He was 4 years old at the time, but he carried himself with an air of expertise. His loose curls poked through his helmet as he studied the two-wheeled vehicle before him.  He put his hands on the handlebars, swung his leg over the bike and plopped down on the seat. His little shoes found the pedals and he started on his maiden voyage down the driveway, his mom standing to the side.

He was upright for about 3 seconds before he wobbled and fell over. His serious façade cracked and the first tear slid down his cheek. His mom came over, said something to him, and sent him back to try again.

And again.

And again and again until finally, he was getting the hang of it.


So tell me, what do you think his mom said? That since he fell once, he probably shouldn’t try again? That he’d never be able to do it? That it was too risky and he should probably give it up?

If you’re reading this and thinking those options sound ridiculous, that’s because they are. You and I both know it was probably along the lines of to keep going and eventually he’d get it.

Have you found yourself in a similar spot, when you weren’t able to achieve something? What did you say to yourself? Probably something along the lines of “I’m not good enough / I’ll never get it / This is stupid and I’m wasting my time / *insert mopey and possibly self-loathing statement about giving up*.”

When did it become ok to fail and just stop trying? We are SO quick to give up on ourselves. We try it once. When it doesn’t work out, we think that’s it, we can’t do it.

We started putting a period at the end of the phrase “I can’t” instead of a comma and the word “yet”.

When did we stop saying “yet?”

When did we stop seeing ourselves as malleable?

When did it become ok for us to settle for things?

It’s a subtle shift that I think everyone experiences. We look up to our idols as incredible people whom we think we can’t measure up to. We attribute their success to awesome genes and lament the fact that we couldn’t choose our parents. They had more time. They had more money. They went to a better school. They knew the right people. They were in the right place at the right time. Life is inherently unfair, right? This is just another example!

We don’t see the YEARS of work, grinding, discomfort, discouragement, and stumbles. We don’t see the mindset of someone who sees the light at the end of the tunnel, knowing that whatever obstacle is in her way will pass. We don’t see that she believed in herself when no one else would.

But you know what the awesome part of all this is?


You, and only you, are responsible for the thoughts that go through your brain. YOU have the power to say, “Hey, I can’t do this now, but if I keep working at it, I’ll get it.

You don’t have to succeed today. You don’t have to succeed tomorrow. Hell, it might take you a year or more to get your goal - I trained for 3 years before I got my first pull up. Yes, 3 years.

Next time you go to the gym and you feel like you’re failing, remember this. Your goal should be to get used to the movement, perfect the technique, and keep progressing. You should be focused on doing the best lift YOU can do, not competing with the person next to you and feeling like you’re never going to get there.

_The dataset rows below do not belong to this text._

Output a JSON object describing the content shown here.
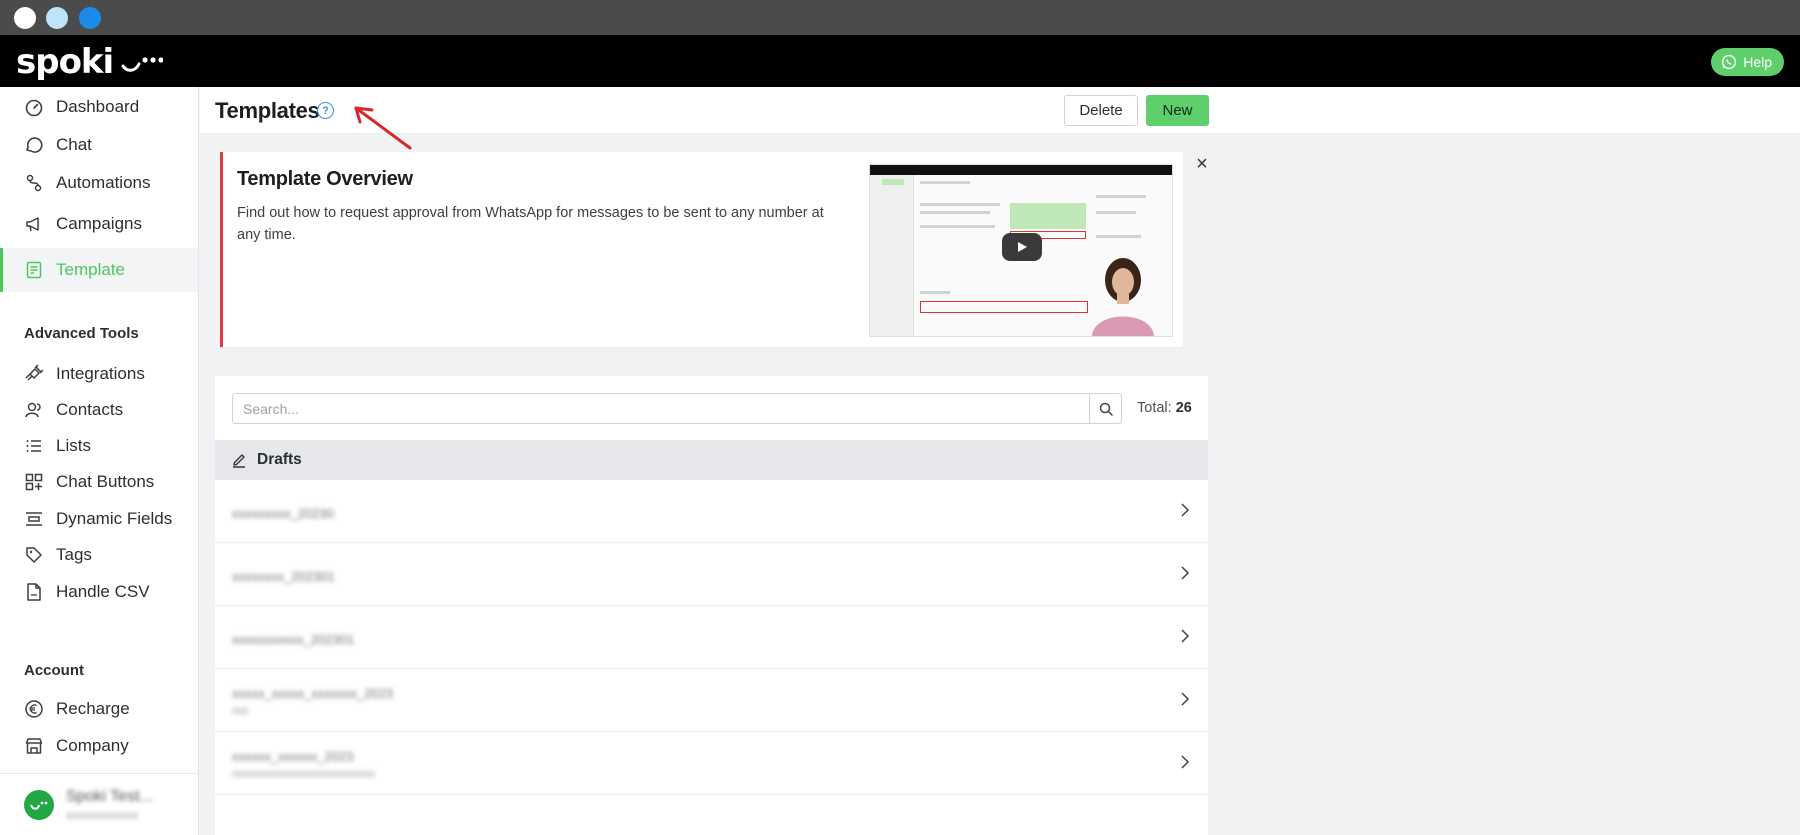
{
  "app": {
    "logo_text": "spoki"
  },
  "header": {
    "help_label": "Help"
  },
  "sidebar": {
    "main_items": [
      {
        "label": "Dashboard",
        "icon": "dashboard-icon"
      },
      {
        "label": "Chat",
        "icon": "chat-icon"
      },
      {
        "label": "Automations",
        "icon": "automations-icon"
      },
      {
        "label": "Campaigns",
        "icon": "megaphone-icon"
      },
      {
        "label": "Template",
        "icon": "template-icon",
        "active": true
      }
    ],
    "advanced_title": "Advanced Tools",
    "advanced_items": [
      {
        "label": "Integrations",
        "icon": "plug-icon"
      },
      {
        "label": "Contacts",
        "icon": "contacts-icon"
      },
      {
        "label": "Lists",
        "icon": "list-icon"
      },
      {
        "label": "Chat Buttons",
        "icon": "grid-icon"
      },
      {
        "label": "Dynamic Fields",
        "icon": "fields-icon"
      },
      {
        "label": "Tags",
        "icon": "tag-icon"
      },
      {
        "label": "Handle CSV",
        "icon": "csv-file-icon"
      }
    ],
    "account_title": "Account",
    "account_items": [
      {
        "label": "Recharge",
        "icon": "euro-icon"
      },
      {
        "label": "Company",
        "icon": "store-icon"
      }
    ],
    "user": {
      "name": "Spoki Test...",
      "sub": "xxxxxxxxxxxx"
    }
  },
  "page": {
    "title": "Templates",
    "help_glyph": "?",
    "delete_label": "Delete",
    "new_label": "New"
  },
  "overview": {
    "title": "Template Overview",
    "description": "Find out how to request approval from WhatsApp for messages to be sent to any number at any time.",
    "close_glyph": "×"
  },
  "list": {
    "search_placeholder": "Search...",
    "total_label": "Total:",
    "total_value": "26",
    "section_label": "Drafts",
    "rows": [
      {
        "line1": "xxxxxxxxx_20230",
        "line2": ""
      },
      {
        "line1": "xxxxxxxx_202301",
        "line2": ""
      },
      {
        "line1": "xxxxxxxxxxx_202301",
        "line2": ""
      },
      {
        "line1": "xxxxx_xxxxx_xxxxxxx_2023",
        "line2": "xxx"
      },
      {
        "line1": "xxxxxx_xxxxxx_2023",
        "line2": "xxxxxxxxxxxxxxxxxxxxxxxxxx"
      }
    ]
  },
  "colors": {
    "accent": "#5fcf6b",
    "alert": "#e23a3a",
    "link": "#3d8fe0"
  }
}
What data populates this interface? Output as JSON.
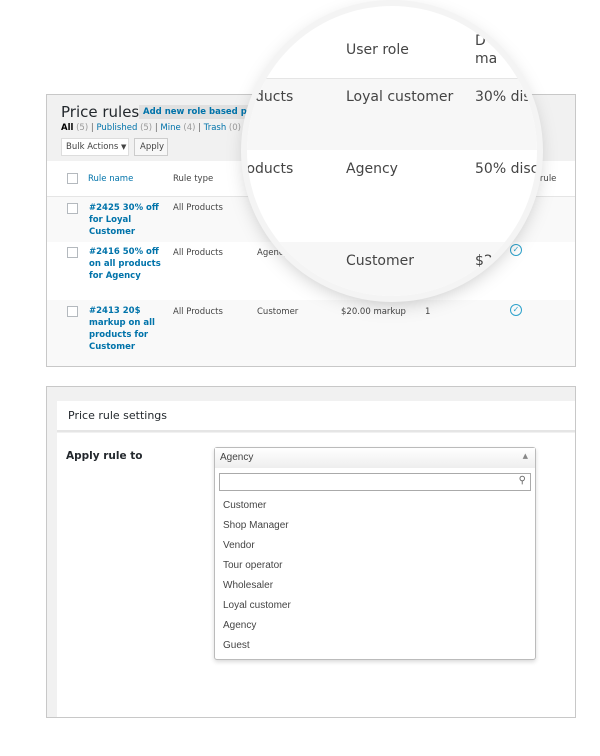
{
  "list": {
    "title": "Price rules",
    "add_button": "Add new role based price",
    "filters": [
      {
        "label": "All",
        "count": "(5)"
      },
      {
        "label": "Published",
        "count": "(5)"
      },
      {
        "label": "Mine",
        "count": "(4)"
      },
      {
        "label": "Trash",
        "count": "(0)"
      }
    ],
    "separator": "|",
    "bulk_actions": "Bulk Actions",
    "apply": "Apply",
    "columns": {
      "name": "Rule name",
      "type": "Rule type",
      "active": "e rule"
    },
    "rows": [
      {
        "name": "#2425 30% off for Loyal Customer",
        "type": "All Products",
        "role": "",
        "amount": "",
        "priority": ""
      },
      {
        "name": "#2416 50% off on all products for Agency",
        "type": "All Products",
        "role": "Agency",
        "amount": "",
        "priority": ""
      },
      {
        "name": "#2413 20$ markup on all products for Customer",
        "type": "All Products",
        "role": "Customer",
        "amount": "$20.00 markup",
        "priority": "1"
      }
    ]
  },
  "magnifier": {
    "header_role": "User role",
    "header_disc_1": "D",
    "header_disc_2": "ma",
    "rows": [
      {
        "type": "ducts",
        "role": "Loyal customer",
        "disc": "30% dis"
      },
      {
        "type": "roducts",
        "role": "Agency",
        "disc": "50% disc"
      },
      {
        "type": "",
        "role": "Customer",
        "disc": "$2"
      }
    ]
  },
  "settings": {
    "title": "Price rule settings",
    "label": "Apply rule to",
    "selected": "Agency",
    "search_placeholder": "",
    "options": [
      "Customer",
      "Shop Manager",
      "Vendor",
      "Tour operator",
      "Wholesaler",
      "Loyal customer",
      "Agency",
      "Guest"
    ]
  },
  "colors": {
    "link": "#0073aa",
    "check": "#2ea2cc"
  }
}
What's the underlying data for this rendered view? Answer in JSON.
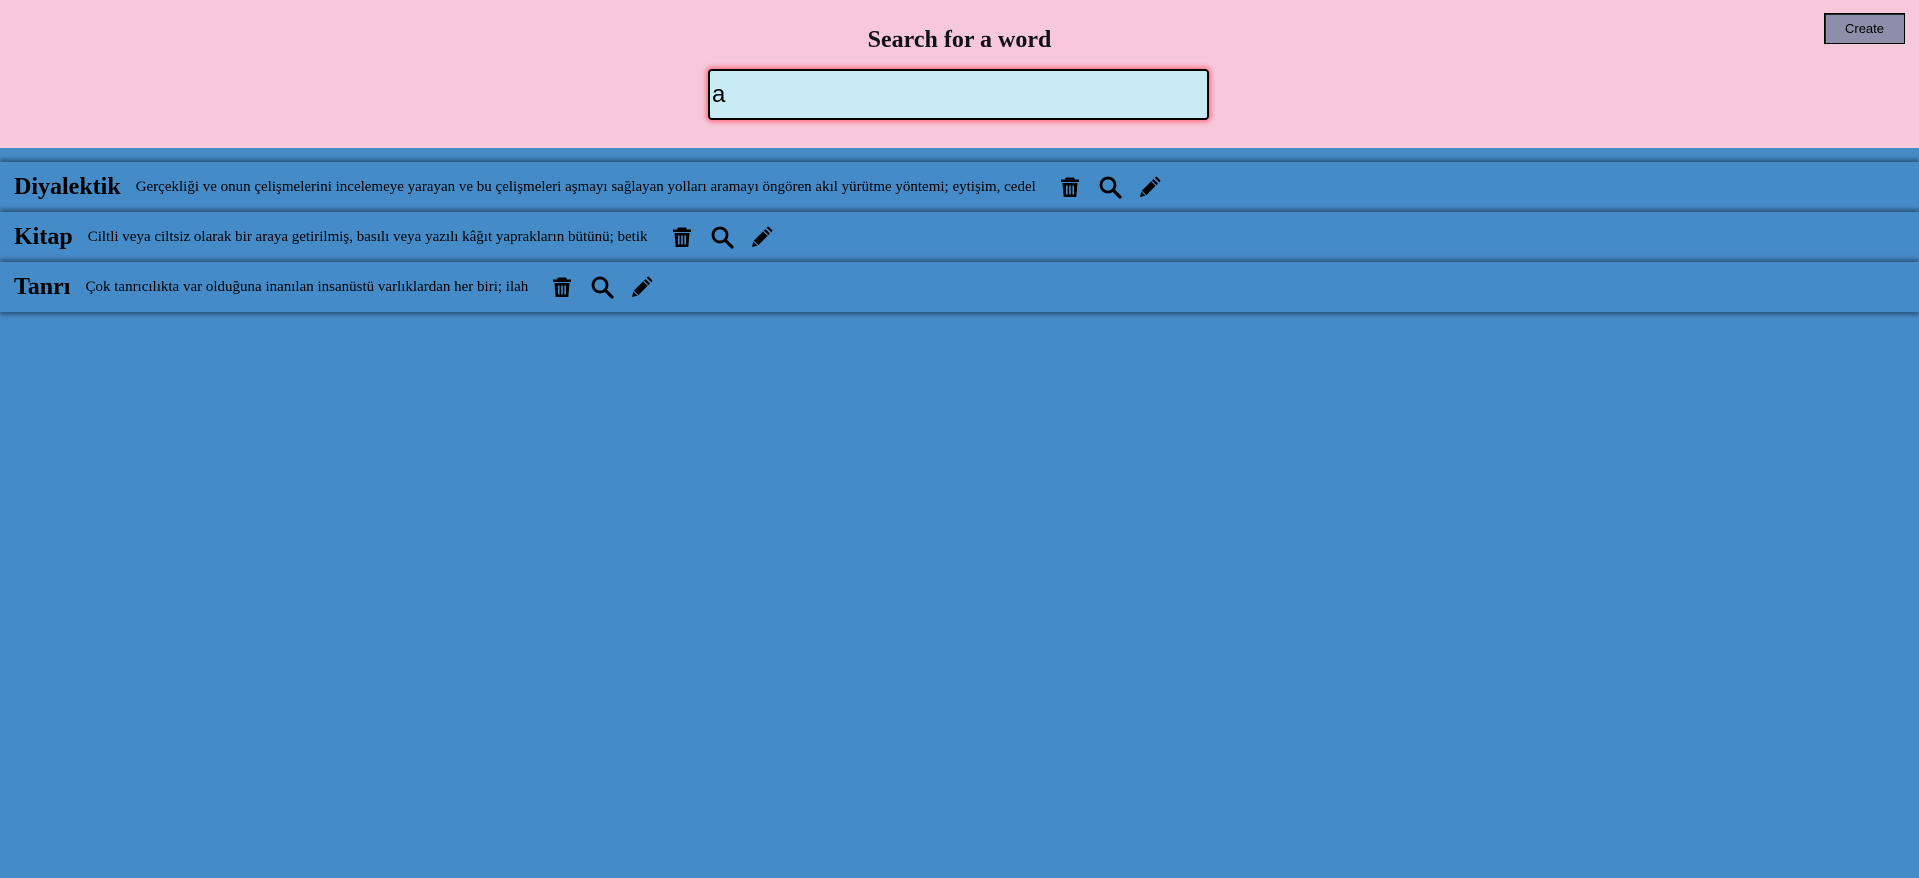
{
  "header": {
    "title": "Search for a word",
    "search_value": "a",
    "create_label": "Create"
  },
  "colors": {
    "header_bg": "#f6c8da",
    "body_bg": "#458bc8",
    "search_bg": "#c9ebf5",
    "search_glow": "#ff6f86",
    "create_bg": "#8d8ea9"
  },
  "words": [
    {
      "word": "Diyalektik",
      "definition": "Gerçekliği ve onun çelişmelerini incelemeye yarayan ve bu çelişmeleri aşmayı sağlayan yolları aramayı öngören akıl yürütme yöntemi; eytişim, cedel",
      "icons": [
        "trash-icon",
        "search-icon",
        "pencil-icon"
      ]
    },
    {
      "word": "Kitap",
      "definition": "Ciltli veya ciltsiz olarak bir araya getirilmiş, basılı veya yazılı kâğıt yaprakların bütünü; betik",
      "icons": [
        "trash-icon",
        "search-icon",
        "pencil-icon"
      ]
    },
    {
      "word": "Tanrı",
      "definition": "Çok tanrıcılıkta var olduğuna inanılan insanüstü varlıklardan her biri; ilah",
      "icons": [
        "trash-icon",
        "search-icon",
        "pencil-icon"
      ]
    }
  ]
}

So what if you’re not lifting as heavy as others? I hate to break it to you, but really, no one cares if you can only bench press the bar. As a lifter, I actually respect people more when they know their limits and focus on expanding their own boundaries. If that means starting with the lowest weight possible, so be it. Keep chugging and plugging and before long, you’ll be stronger and lifting more anyway. You just have to give it time.

The key is to never give up.

Don’t close the door on your future success.

Don’t stop saying “yet”.

What’s something that you think you can’t do in the gym? What’s something you can say to encourage yourself to keep it up? Leave a comment below – I’d love to hear your ideas!